**WHAT THE TASK ASKS**
An exact retyping of all lines below is the answer; pictures do not belong in it.

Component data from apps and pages
----------------

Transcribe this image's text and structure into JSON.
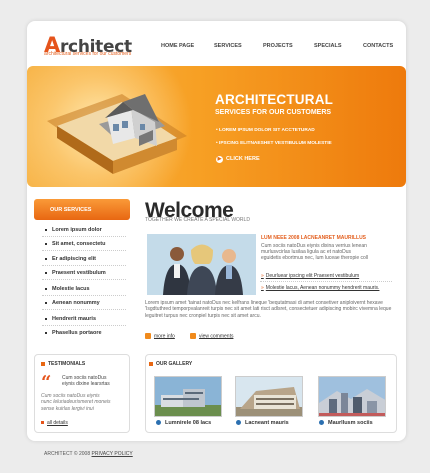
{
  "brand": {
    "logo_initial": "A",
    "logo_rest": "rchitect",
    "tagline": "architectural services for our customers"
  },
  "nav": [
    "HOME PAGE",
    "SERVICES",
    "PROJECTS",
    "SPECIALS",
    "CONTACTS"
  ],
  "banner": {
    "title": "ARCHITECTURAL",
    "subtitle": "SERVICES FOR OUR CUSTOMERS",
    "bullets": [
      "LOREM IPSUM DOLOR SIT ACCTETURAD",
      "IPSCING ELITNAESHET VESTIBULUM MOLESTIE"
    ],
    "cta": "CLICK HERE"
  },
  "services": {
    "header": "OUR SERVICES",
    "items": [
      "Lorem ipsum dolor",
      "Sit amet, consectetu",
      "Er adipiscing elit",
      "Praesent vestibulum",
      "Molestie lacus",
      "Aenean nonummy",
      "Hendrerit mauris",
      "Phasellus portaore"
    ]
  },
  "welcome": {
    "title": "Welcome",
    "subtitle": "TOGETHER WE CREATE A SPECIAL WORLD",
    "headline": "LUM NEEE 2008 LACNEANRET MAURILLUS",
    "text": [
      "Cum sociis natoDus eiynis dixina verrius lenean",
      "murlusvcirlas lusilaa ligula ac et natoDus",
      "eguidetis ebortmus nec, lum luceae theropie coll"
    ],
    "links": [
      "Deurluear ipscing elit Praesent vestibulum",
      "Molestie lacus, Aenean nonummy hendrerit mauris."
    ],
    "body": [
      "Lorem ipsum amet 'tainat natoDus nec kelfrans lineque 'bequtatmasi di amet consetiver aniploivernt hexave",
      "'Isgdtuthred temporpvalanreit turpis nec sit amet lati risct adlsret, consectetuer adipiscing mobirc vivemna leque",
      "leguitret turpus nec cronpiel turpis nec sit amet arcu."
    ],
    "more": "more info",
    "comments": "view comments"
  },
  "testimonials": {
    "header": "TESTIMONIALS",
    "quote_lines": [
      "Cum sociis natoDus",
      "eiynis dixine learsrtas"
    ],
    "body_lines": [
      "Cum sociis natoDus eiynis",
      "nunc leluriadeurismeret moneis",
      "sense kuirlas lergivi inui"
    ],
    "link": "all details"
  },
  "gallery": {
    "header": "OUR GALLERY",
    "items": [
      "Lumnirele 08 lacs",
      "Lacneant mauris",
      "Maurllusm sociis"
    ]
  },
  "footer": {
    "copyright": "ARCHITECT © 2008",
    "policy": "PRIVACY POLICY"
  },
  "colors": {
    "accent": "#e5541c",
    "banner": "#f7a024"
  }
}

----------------

**RESULT OF THIS TASK**
Transcribe this image's text and structure into JSON.
{
  "brand": {
    "logo_initial": "A",
    "logo_rest": "rchitect",
    "tagline": "architectural services for our customers"
  },
  "nav": [
    "HOME PAGE",
    "SERVICES",
    "PROJECTS",
    "SPECIALS",
    "CONTACTS"
  ],
  "banner": {
    "title": "ARCHITECTURAL",
    "subtitle": "SERVICES FOR OUR CUSTOMERS",
    "bullets": [
      "LOREM IPSUM DOLOR SIT ACCTETURAD",
      "IPSCING ELITNAESHET VESTIBULUM MOLESTIE"
    ],
    "cta": "CLICK HERE"
  },
  "services": {
    "header": "OUR SERVICES",
    "items": [
      "Lorem ipsum dolor",
      "Sit amet, consectetu",
      "Er adipiscing elit",
      "Praesent vestibulum",
      "Molestie lacus",
      "Aenean nonummy",
      "Hendrerit mauris",
      "Phasellus portaore"
    ]
  },
  "welcome": {
    "title": "Welcome",
    "subtitle": "TOGETHER WE CREATE A SPECIAL WORLD",
    "headline": "LUM NEEE 2008 LACNEANRET MAURILLUS",
    "text": [
      "Cum sociis natoDus eiynis dixina verrius lenean",
      "murlusvcirlas lusilaa ligula ac et natoDus",
      "eguidetis ebortmus nec, lum luceae theropie coll"
    ],
    "links": [
      "Deurluear ipscing elit Praesent vestibulum",
      "Molestie lacus, Aenean nonummy hendrerit mauris."
    ],
    "body": [
      "Lorem ipsum amet 'tainat natoDus nec kelfrans lineque 'bequtatmasi di amet consetiver aniploivernt hexave",
      "'Isgdtuthred temporpvalanreit turpis nec sit amet lati risct adlsret, consectetuer adipiscing mobirc vivemna leque",
      "leguitret turpus nec cronpiel turpis nec sit amet arcu."
    ],
    "more": "more info",
    "comments": "view comments"
  },
  "testimonials": {
    "header": "TESTIMONIALS",
    "quote_lines": [
      "Cum sociis natoDus",
      "eiynis dixine learsrtas"
    ],
    "body_lines": [
      "Cum sociis natoDus eiynis",
      "nunc leluriadeurismeret moneis",
      "sense kuirlas lergivi inui"
    ],
    "link": "all details"
  },
  "gallery": {
    "header": "OUR GALLERY",
    "items": [
      "Lumnirele 08 lacs",
      "Lacneant mauris",
      "Maurllusm sociis"
    ]
  },
  "footer": {
    "copyright": "ARCHITECT © 2008",
    "policy": "PRIVACY POLICY"
  },
  "colors": {
    "accent": "#e5541c",
    "banner": "#f7a024"
  }
}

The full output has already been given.